Abdelhak Bensaoula and David Starikov, both professors in the University of Houston’s physics department, turned themselves in to federal authorities on Monday morning. The two men have been charged in a 29-count indictment alleging one count of conspiracy, seven counts of making false statements, and 21 counts of wire fraud in connection to getting federal funds for research grants
According to the indictment, Bensaoula, 57, and Starikov, 58, started Integrated Micro Sensors Inc. (IMS), a small business which applied for and received SBIR grants or contracts from NASA, National Science Foundation, Department of Energy and the United States Air Force. The defendants are accused of making false statements on their applications and in filing electronic claims for payment after they were awarded grants or contracts. The indictment also accuses Bensaoula and Starikov of using fraudulent letters of support and making false representations about facilities, equipment, and materials.
Authorities believe the two professors and their business received at least five Small Business Innovation Resource contracts for approximately $1.3 million between 2008 and 2013.
If they are found guilty, both men face up to a five year prison term as well as another five years for each conviction of making false statements. The defendants also face a maximum sentence of 20 years for each conviction of wire fraud. All charges also carry fines up to $250,000.
The investigation of this case was conducted by the NASA – Office of Inspector General, National Science Foundation, United States Department of Energy, United States Air Force, Defense Criminal Investigation Service and the Defense Contract Audit Agency.

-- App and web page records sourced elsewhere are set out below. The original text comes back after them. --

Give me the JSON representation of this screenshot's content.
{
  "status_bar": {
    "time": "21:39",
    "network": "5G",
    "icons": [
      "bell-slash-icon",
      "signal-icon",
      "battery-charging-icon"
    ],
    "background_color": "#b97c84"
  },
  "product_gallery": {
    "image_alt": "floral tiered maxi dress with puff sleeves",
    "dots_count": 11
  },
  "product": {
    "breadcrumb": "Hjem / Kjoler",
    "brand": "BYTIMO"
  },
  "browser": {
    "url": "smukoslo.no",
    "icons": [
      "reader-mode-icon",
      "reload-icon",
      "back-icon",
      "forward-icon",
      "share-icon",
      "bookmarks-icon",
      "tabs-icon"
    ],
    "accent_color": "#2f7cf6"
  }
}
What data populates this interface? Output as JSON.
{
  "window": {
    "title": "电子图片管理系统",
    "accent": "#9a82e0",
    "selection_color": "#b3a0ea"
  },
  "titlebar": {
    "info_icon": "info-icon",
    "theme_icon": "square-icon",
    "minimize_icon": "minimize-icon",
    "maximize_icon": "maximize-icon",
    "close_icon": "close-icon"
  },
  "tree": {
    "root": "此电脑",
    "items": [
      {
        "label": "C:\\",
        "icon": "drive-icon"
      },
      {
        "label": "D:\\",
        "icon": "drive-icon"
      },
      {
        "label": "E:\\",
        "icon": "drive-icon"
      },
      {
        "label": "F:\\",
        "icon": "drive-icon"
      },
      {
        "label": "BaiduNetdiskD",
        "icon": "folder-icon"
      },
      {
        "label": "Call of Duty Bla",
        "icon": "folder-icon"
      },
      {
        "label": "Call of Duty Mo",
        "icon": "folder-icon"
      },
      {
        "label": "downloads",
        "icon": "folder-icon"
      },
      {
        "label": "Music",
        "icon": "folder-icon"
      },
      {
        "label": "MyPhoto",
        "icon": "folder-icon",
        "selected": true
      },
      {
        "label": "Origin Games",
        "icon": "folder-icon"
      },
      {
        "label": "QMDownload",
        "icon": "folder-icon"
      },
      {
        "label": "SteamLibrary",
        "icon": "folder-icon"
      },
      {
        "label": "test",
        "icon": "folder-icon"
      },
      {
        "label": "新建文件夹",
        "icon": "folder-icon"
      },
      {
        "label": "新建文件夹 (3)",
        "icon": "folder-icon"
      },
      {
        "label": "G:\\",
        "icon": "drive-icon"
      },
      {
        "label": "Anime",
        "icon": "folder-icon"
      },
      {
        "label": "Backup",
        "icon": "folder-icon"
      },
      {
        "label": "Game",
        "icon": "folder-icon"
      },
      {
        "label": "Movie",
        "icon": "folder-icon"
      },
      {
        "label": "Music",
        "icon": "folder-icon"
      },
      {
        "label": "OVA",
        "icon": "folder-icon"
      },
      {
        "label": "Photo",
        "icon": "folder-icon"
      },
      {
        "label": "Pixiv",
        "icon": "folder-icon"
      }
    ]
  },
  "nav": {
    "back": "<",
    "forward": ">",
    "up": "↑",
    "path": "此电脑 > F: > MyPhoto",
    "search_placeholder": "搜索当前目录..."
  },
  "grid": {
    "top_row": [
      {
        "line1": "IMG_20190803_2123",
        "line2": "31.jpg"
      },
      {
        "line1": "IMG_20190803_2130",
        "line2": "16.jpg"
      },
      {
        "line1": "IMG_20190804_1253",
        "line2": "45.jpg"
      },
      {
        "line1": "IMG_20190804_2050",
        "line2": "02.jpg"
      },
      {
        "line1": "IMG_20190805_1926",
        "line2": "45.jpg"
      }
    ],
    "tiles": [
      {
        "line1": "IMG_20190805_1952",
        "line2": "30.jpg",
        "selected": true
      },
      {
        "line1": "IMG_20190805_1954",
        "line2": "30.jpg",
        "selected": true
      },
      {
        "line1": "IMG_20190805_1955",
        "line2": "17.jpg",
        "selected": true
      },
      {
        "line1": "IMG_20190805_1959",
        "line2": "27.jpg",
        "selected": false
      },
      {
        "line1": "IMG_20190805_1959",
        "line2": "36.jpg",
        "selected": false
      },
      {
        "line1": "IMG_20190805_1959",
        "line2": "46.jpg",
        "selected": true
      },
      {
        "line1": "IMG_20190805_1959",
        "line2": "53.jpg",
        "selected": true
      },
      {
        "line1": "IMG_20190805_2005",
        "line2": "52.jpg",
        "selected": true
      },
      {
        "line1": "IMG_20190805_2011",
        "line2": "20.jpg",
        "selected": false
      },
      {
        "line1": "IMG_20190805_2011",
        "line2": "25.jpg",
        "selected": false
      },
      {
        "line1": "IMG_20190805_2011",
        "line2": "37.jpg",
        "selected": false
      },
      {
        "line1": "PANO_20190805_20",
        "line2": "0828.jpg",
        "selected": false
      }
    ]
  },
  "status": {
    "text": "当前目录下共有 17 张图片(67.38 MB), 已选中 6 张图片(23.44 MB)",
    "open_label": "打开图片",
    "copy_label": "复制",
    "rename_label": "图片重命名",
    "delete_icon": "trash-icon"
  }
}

Assistant United States Attorney Cedric L. Joubert is prosecuting the case.